[Page and application data records]
********

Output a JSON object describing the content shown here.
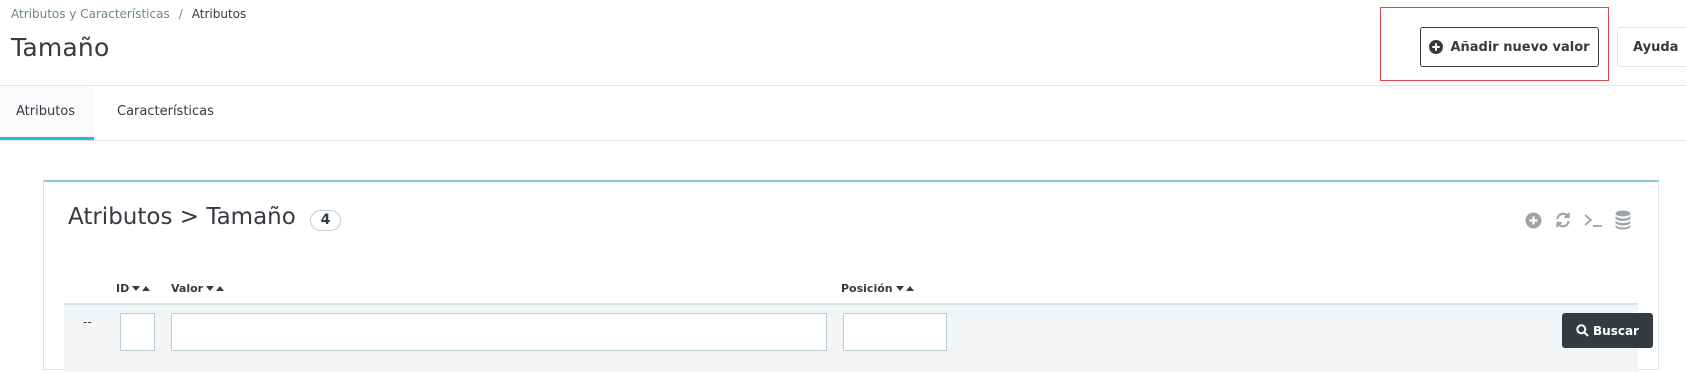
{
  "breadcrumb": {
    "parent": "Atributos y Características",
    "separator": "/",
    "current": "Atributos"
  },
  "page": {
    "title": "Tamaño"
  },
  "toolbar": {
    "add_label": "Añadir nuevo valor",
    "help_label": "Ayuda"
  },
  "tabs": [
    {
      "label": "Atributos",
      "active": true
    },
    {
      "label": "Características",
      "active": false
    }
  ],
  "panel": {
    "title": "Atributos > Tamaño",
    "count": "4",
    "tools": [
      "add-icon",
      "refresh-icon",
      "sql-terminal-icon",
      "database-icon"
    ]
  },
  "table": {
    "columns": [
      {
        "label": "ID",
        "sortable": true
      },
      {
        "label": "Valor",
        "sortable": true
      },
      {
        "label": "Posición",
        "sortable": true
      }
    ],
    "filter_row": {
      "bulk_placeholder": "--",
      "id_value": "",
      "valor_value": "",
      "position_value": "",
      "search_label": "Buscar"
    }
  },
  "colors": {
    "accent": "#25b9d7",
    "highlight": "#e0474c",
    "dark": "#363a41"
  }
}
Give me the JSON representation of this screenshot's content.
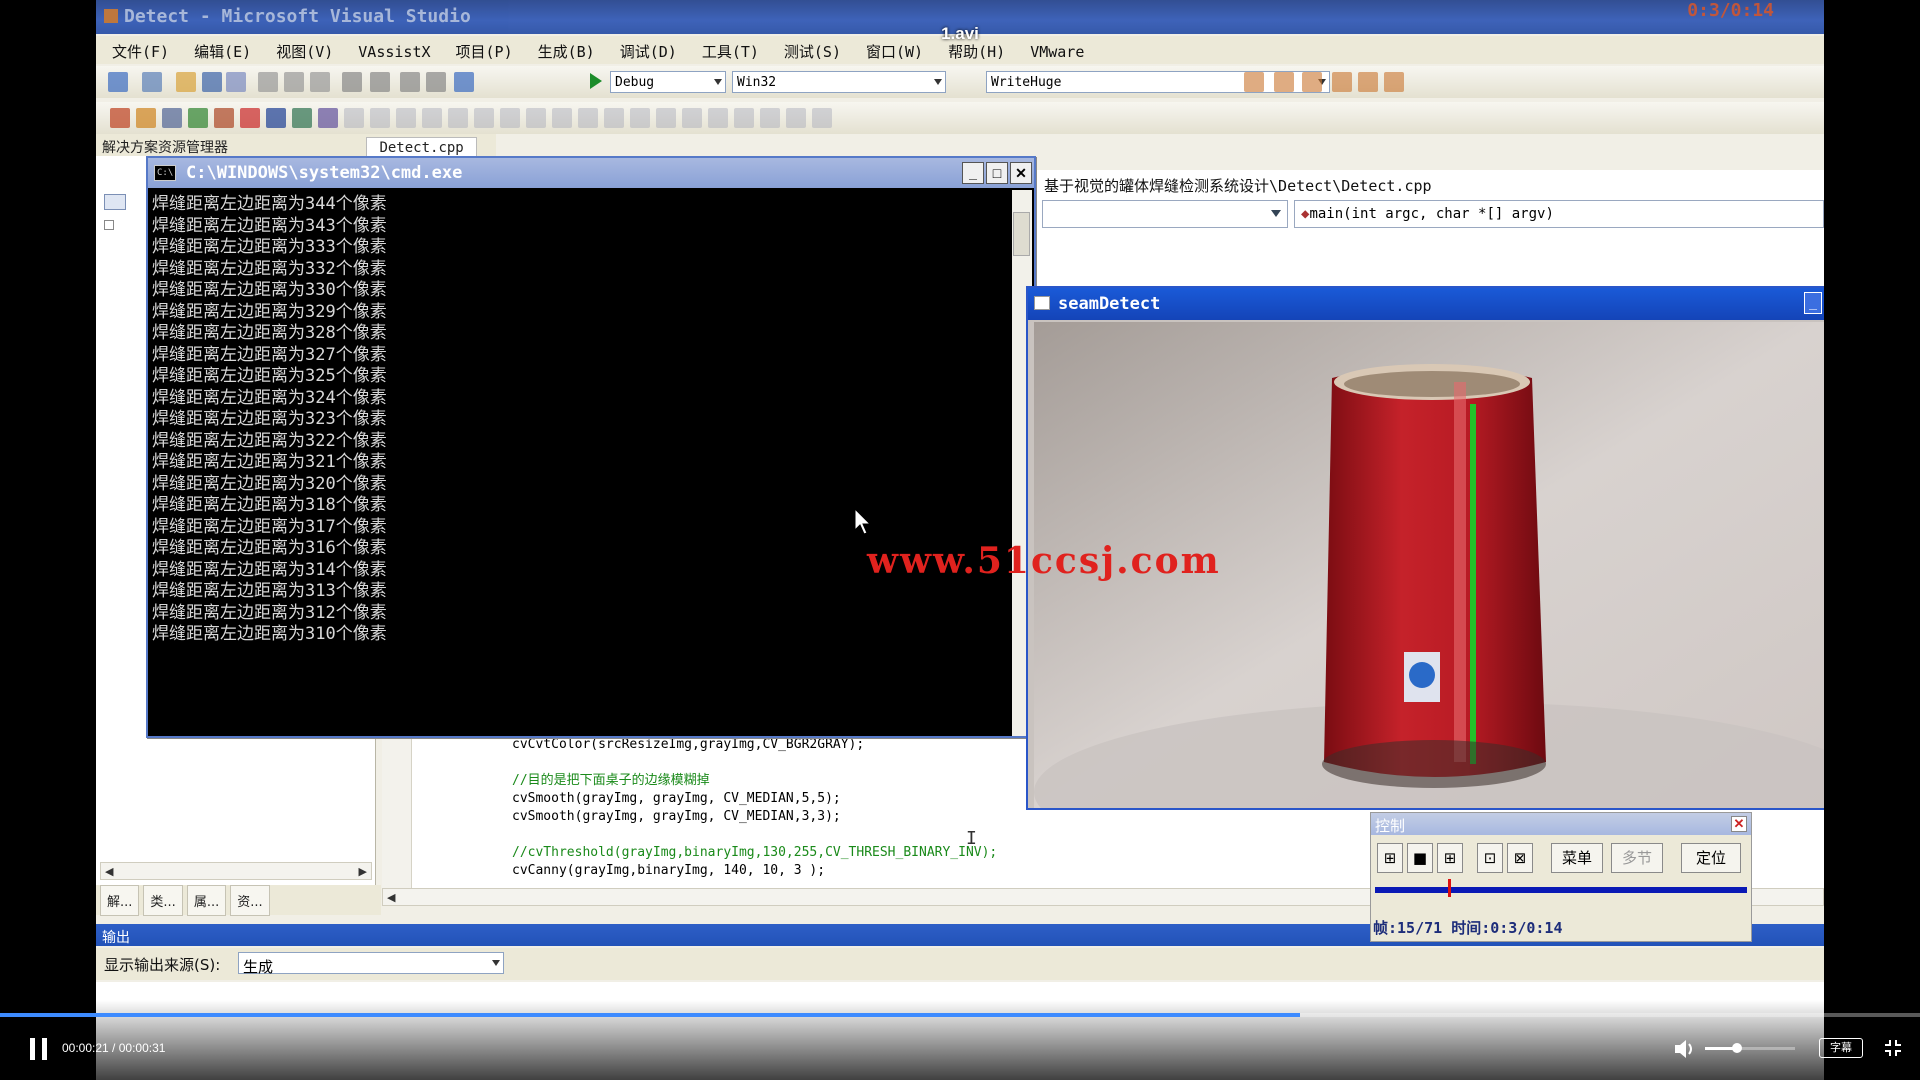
{
  "video": {
    "title": "1.avi",
    "current_time": "00:00:21",
    "duration": "00:00:31",
    "time_separator": " / ",
    "progress": 0.677,
    "volume": 0.35,
    "subtitle_label": "字幕"
  },
  "vs": {
    "window_title": "Detect - Microsoft Visual Studio",
    "clock": "0:3/0:14",
    "menu": [
      "文件(F)",
      "编辑(E)",
      "视图(V)",
      "VAssistX",
      "项目(P)",
      "生成(B)",
      "调试(D)",
      "工具(T)",
      "测试(S)",
      "窗口(W)",
      "帮助(H)",
      "VMware"
    ],
    "config_combo": "Debug",
    "platform_combo": "Win32",
    "find_combo": "WriteHuge",
    "solution_explorer_title": "解决方案资源管理器",
    "doc_tab": "Detect.cpp",
    "file_path": "基于视觉的罐体焊缝检测系统设计\\Detect\\Detect.cpp",
    "function_combo": "main(int argc, char *[] argv)",
    "sol_tabs": [
      "解...",
      "类...",
      "属...",
      "资..."
    ],
    "output_title": "输出",
    "output_source_label": "显示输出来源(S):",
    "output_source_value": "生成"
  },
  "code": [
    {
      "text": "cvCvtColor(srcResizeImg,grayImg,CV_BGR2GRAY);",
      "type": "fn"
    },
    {
      "text": "",
      "type": "fn"
    },
    {
      "text": "//目的是把下面桌子的边缘模糊掉",
      "type": "cm"
    },
    {
      "text": "cvSmooth(grayImg, grayImg, CV_MEDIAN,5,5);",
      "type": "fn"
    },
    {
      "text": "cvSmooth(grayImg, grayImg, CV_MEDIAN,3,3);",
      "type": "fn"
    },
    {
      "text": "",
      "type": "fn"
    },
    {
      "text": "//cvThreshold(grayImg,binaryImg,130,255,CV_THRESH_BINARY_INV);",
      "type": "cm"
    },
    {
      "text": "cvCanny(grayImg,binaryImg, 140, 10, 3 );",
      "type": "fn"
    }
  ],
  "cmd": {
    "title": "C:\\WINDOWS\\system32\\cmd.exe",
    "lines": [
      "焊缝距离左边距离为344个像素",
      "焊缝距离左边距离为343个像素",
      "焊缝距离左边距离为333个像素",
      "焊缝距离左边距离为332个像素",
      "焊缝距离左边距离为330个像素",
      "焊缝距离左边距离为329个像素",
      "焊缝距离左边距离为328个像素",
      "焊缝距离左边距离为327个像素",
      "焊缝距离左边距离为325个像素",
      "焊缝距离左边距离为324个像素",
      "焊缝距离左边距离为323个像素",
      "焊缝距离左边距离为322个像素",
      "焊缝距离左边距离为321个像素",
      "焊缝距离左边距离为320个像素",
      "焊缝距离左边距离为318个像素",
      "焊缝距离左边距离为317个像素",
      "焊缝距离左边距离为316个像素",
      "焊缝距离左边距离为314个像素",
      "焊缝距离左边距离为313个像素",
      "焊缝距离左边距离为312个像素",
      "焊缝距离左边距离为310个像素"
    ]
  },
  "seam": {
    "title": "seamDetect"
  },
  "control": {
    "title": "控制",
    "menu_label": "菜单",
    "step_label": "多节",
    "locate_label": "定位",
    "frame_position": 0.197,
    "info": "帧:15/71 时间:0:3/0:14"
  },
  "watermark": "www.51ccsj.com",
  "colors": {
    "progress": "#3d8bff",
    "title_bar": "#2a53b4",
    "seam_line": "#22c12a",
    "can_red": "#b51a22"
  }
}
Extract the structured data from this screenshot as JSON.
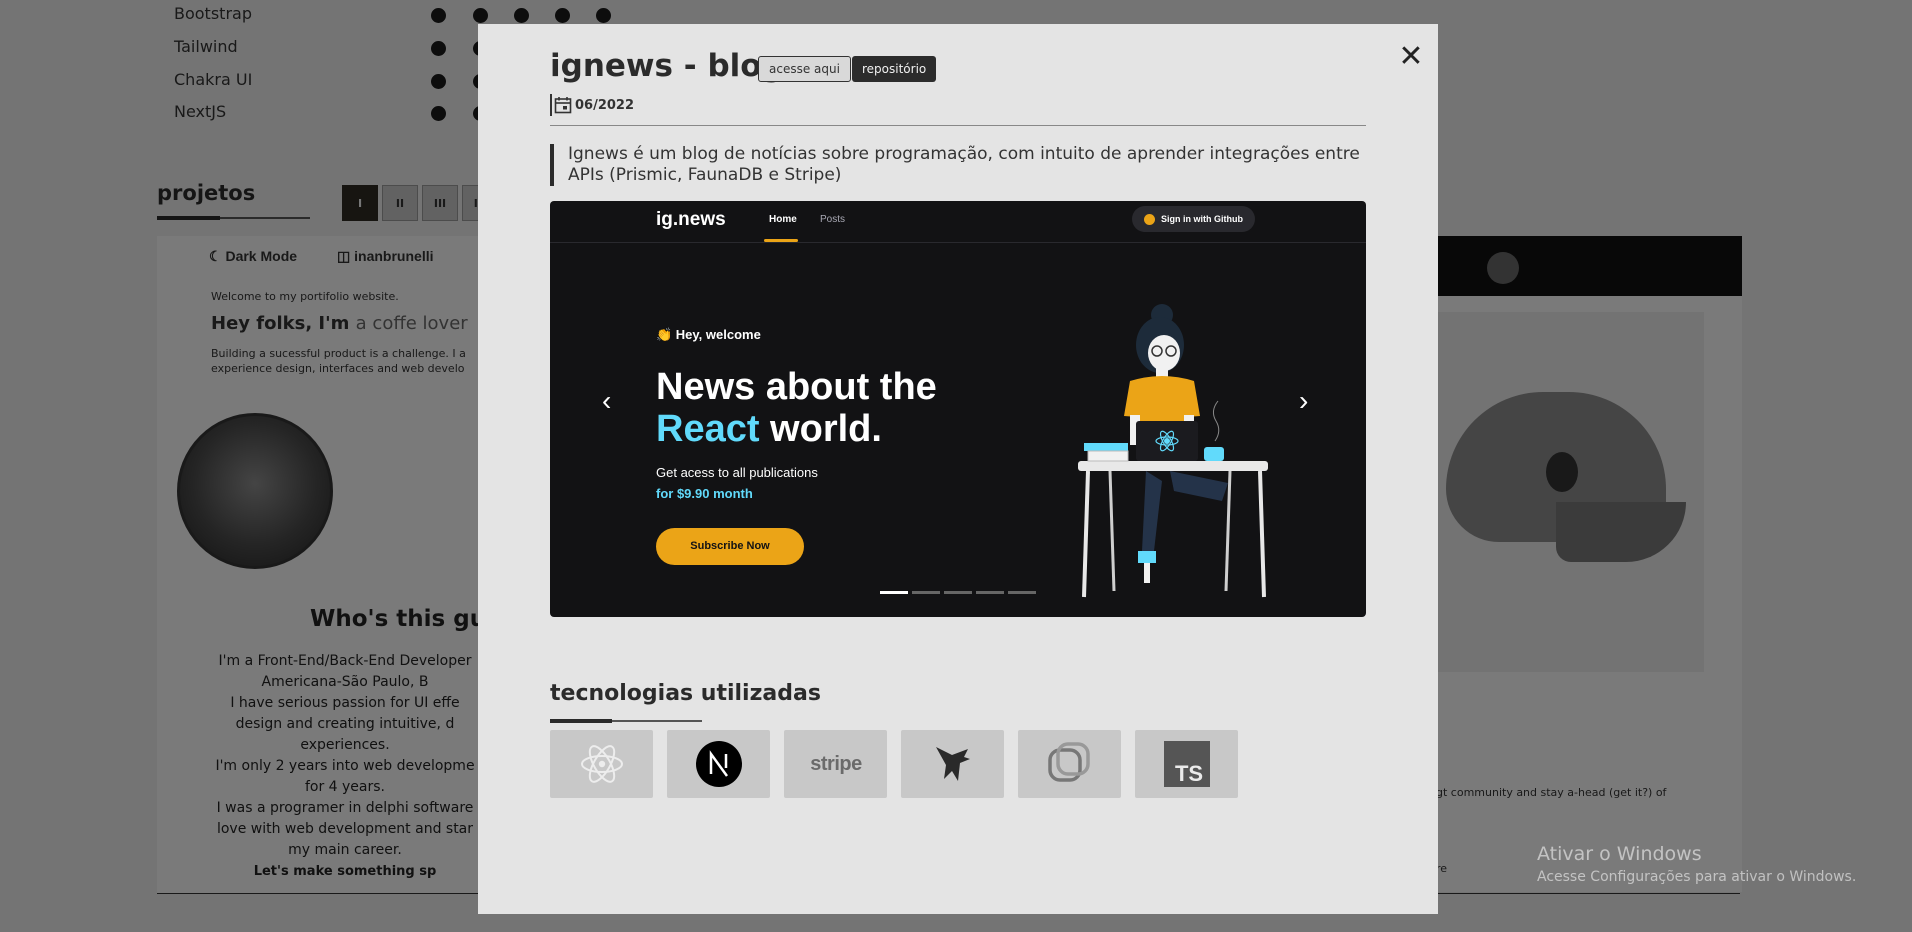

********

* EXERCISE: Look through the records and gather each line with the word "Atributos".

* EXERCISE ANSWER:
    "parent": "Atributos y Características",
    "current": "Atributos"
      "label": "Atributos",
    "title": "Atributos > Tamaño",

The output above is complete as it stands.